The next 2 hours – Thanks grandma for breaking the sign’s meaning. I shall not say more. Anyway, soon enough I was pedaling onwards Dajia wharf and there was the Keelung river greeting me with its promising view.
The whole stretch of the Keelung riverside bike path is meant to be covered for roughly 2 1/2 hours. According to the map I saw, It takes 70 minutes to cover the stretch of the left bank from Yuanshan and 75 minutes to finish the right bank onwards Nangang.
So why did it all add up to 6 hours?
|Maishuai 1st bridge|
|The golden-ish bridge is Maishuai 2nd bridge while the farther and smaller red bridge here is the famous
Rainbow Bridge. I was already exhausted by the time I saw the latter so photo op was skipped for next time.
Final 2 hours – Well, I spent my 8PM-10PM trying to find the Houshanpi MRT Station so I can ride there together with my bike. By 8PM my energy was spent and whatever adrenaline I had was slowly transforming into hunger pangs. I was starting to feel like I was high on hallucinations instead.
Soon as I’ve spotted a convenience store (Thank God for Family Mart!) I parked my bike and grabbed the first rice meal I spotted. This time also allowed me to recuperate before going to full MRT station exploration mode a.k.a. I-Need-An-MRT-Ride-Home-Please-Enough-Biking-Today.
Thus, I now conclude the 6 hours grand total epic bragging-rights-worthy bike ride of my life.
Hooray for getting lost.
|Finally on my way home! This was in Yongchin Station though, not Houshanpi. Why? Coz I got lost. DUH.|
I am not sure if I ever want to repeat the same thing again. Let me rephrase that. I am not sure I CAN ever repeat the same adventure again. Besides, it was a happy accident. It’s something short of a miracle for me. It was really a pleasant surprise though I almost wanted to cry while searching for the nearest MRT within the Raohe area. I mean, what’s life without spice right? And like my friend said, there’s really no need to worry. Taiwan is just one stretch of an island. So long as I’m on land then I’m still in this country and that’s all that matters.

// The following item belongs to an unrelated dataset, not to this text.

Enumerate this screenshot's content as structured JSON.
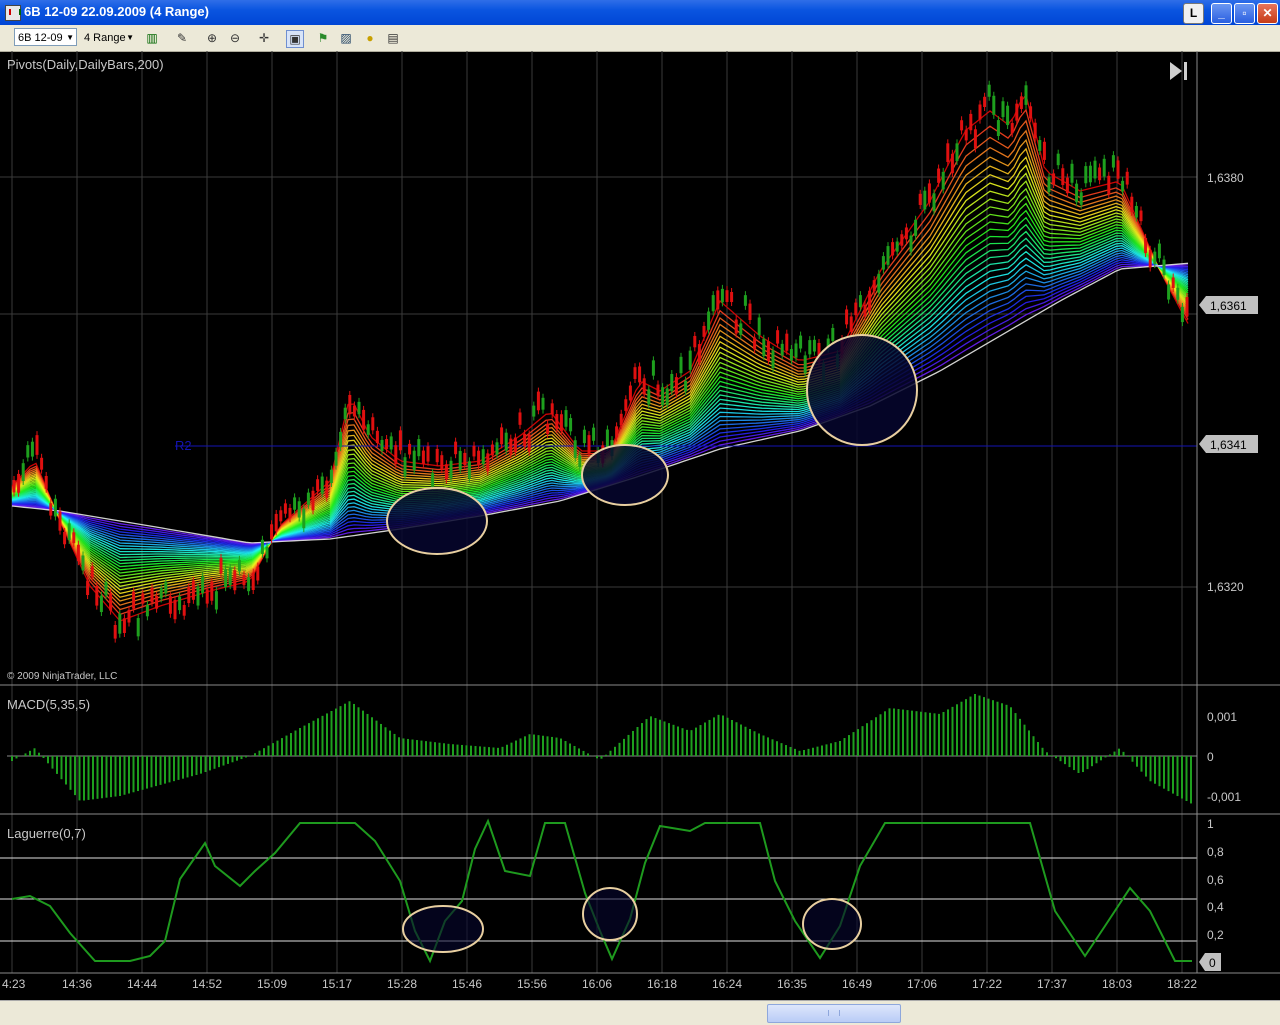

|Vending machines: the miracle box that saves lives from dehydration, unless you forgot your coins|
It was also an achievement that I would never forget. This epic bike ride beats the heck out of this scar that I got when I accidentally hit a post when I got stunned to find an egret fly past me. I stopped so suddenly to take its photo and then smack! Post had its reflectors knocked out while Tel suffered a scratch.
|Me – 1, Post on the street – K.O.|
I never thought biking can be as momentous as this. This epic bike ride taught me so much about enjoying what this world has to offer and how living in the moment truly feels like.
There were moments while I was biking along the riverside wherein I seriously can’t believe that I am being blessed to bear witness to what I am seeing–the river, the smooth and well-lit path, me surviving on just a bottle of water, people who also took the time to take photos of the sunset as I captured the pink sky on cam–it felt like I was meant to be there and feel alive.
I wish to return to this path again and when I do, I will bike ’til I reach the end on Nangang.
Next time, I will make sure I have enough supplies to last me the entire trip and also have friends to share the fun with.
Also next time, I will not get lost. Or at least, try not to.